Copy out each line of the entries where the word "arrow" is present.

Recorded data:

=== Begin Enclosure ===

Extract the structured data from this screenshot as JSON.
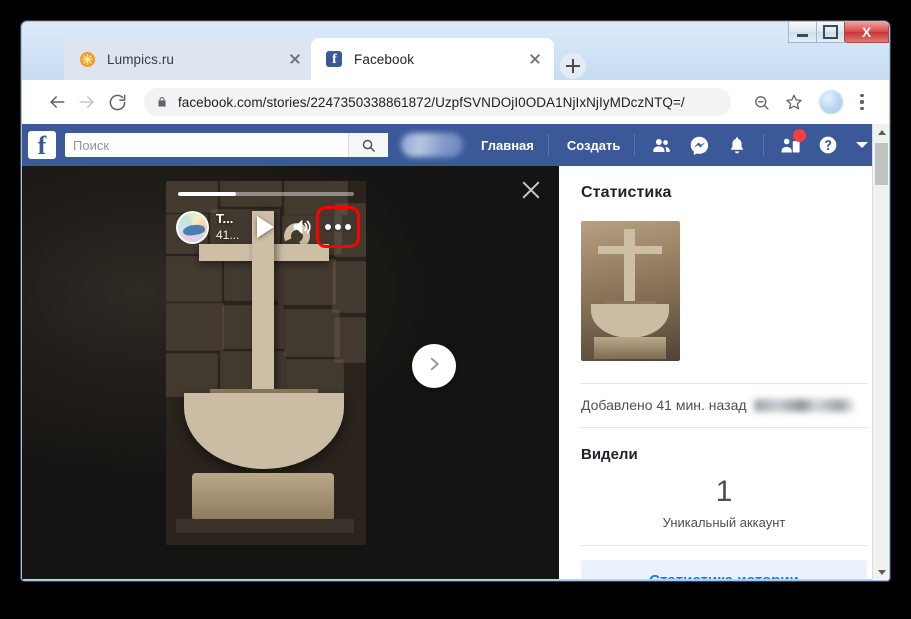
{
  "window": {
    "controls": {
      "minimize_label": "—",
      "maximize_label": "□",
      "close_label": "X"
    }
  },
  "tabs": [
    {
      "title": "Lumpics.ru",
      "favicon": "orange-slice-icon",
      "active": false
    },
    {
      "title": "Facebook",
      "favicon": "facebook-f-icon",
      "active": true
    }
  ],
  "new_tab_label": "+",
  "toolbar": {
    "back_icon": "back-arrow-icon",
    "forward_icon": "forward-arrow-icon",
    "reload_icon": "reload-icon",
    "lock_icon": "lock-icon",
    "url": "facebook.com/stories/2247350338861872/UzpfSVNDOjI0ODA1NjIxNjIyMDczNTQ=/",
    "zoom_icon": "zoom-out-icon",
    "bookmark_icon": "star-icon",
    "profile_icon": "avatar-icon",
    "menu_icon": "three-dots-vertical-icon"
  },
  "fb_header": {
    "logo_letter": "f",
    "search_placeholder": "Поиск",
    "search_icon": "search-icon",
    "nav_links": [
      {
        "label": "Главная"
      },
      {
        "label": "Создать"
      }
    ],
    "icons": [
      {
        "name": "friend-requests-icon"
      },
      {
        "name": "messenger-icon"
      },
      {
        "name": "notifications-bell-icon"
      },
      {
        "name": "friend-request-badge-icon",
        "badge": true
      },
      {
        "name": "help-icon"
      }
    ],
    "caret_icon": "chevron-down-icon",
    "accent_color": "#3b5998",
    "badge_color": "#fa3e3e"
  },
  "story": {
    "close_icon": "close-icon",
    "progress_percent": 33,
    "avatar_icon": "story-author-avatar",
    "author": "T...",
    "time": "41...",
    "play_icon": "play-icon",
    "volume_icon": "volume-on-icon",
    "more_icon": "more-options-icon",
    "next_icon": "next-chevron-icon",
    "highlight_color": "#ff0000"
  },
  "stats": {
    "title": "Статистика",
    "thumbnail_name": "story-thumbnail",
    "added_text": "Добавлено 41 мин. назад",
    "seen_title": "Видели",
    "count": "1",
    "count_label": "Уникальный аккаунт",
    "button_label": "Статистика истории",
    "button_text_color": "#1877f2"
  },
  "scrollbar": {
    "up_icon": "scroll-up-arrow-icon",
    "down_icon": "scroll-down-arrow-icon"
  }
}
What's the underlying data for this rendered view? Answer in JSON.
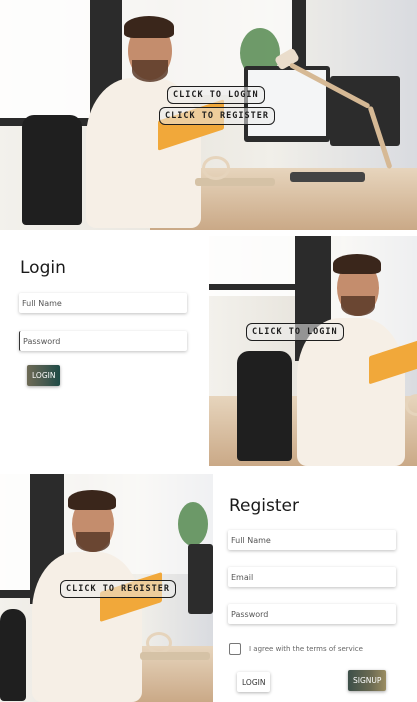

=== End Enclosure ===

Answer area:
    "back_icon": "back-arrow-icon",
    "forward_icon": "forward-arrow-icon",
    "up_icon": "scroll-up-arrow-icon",
    "down_icon": "scroll-down-arrow-icon"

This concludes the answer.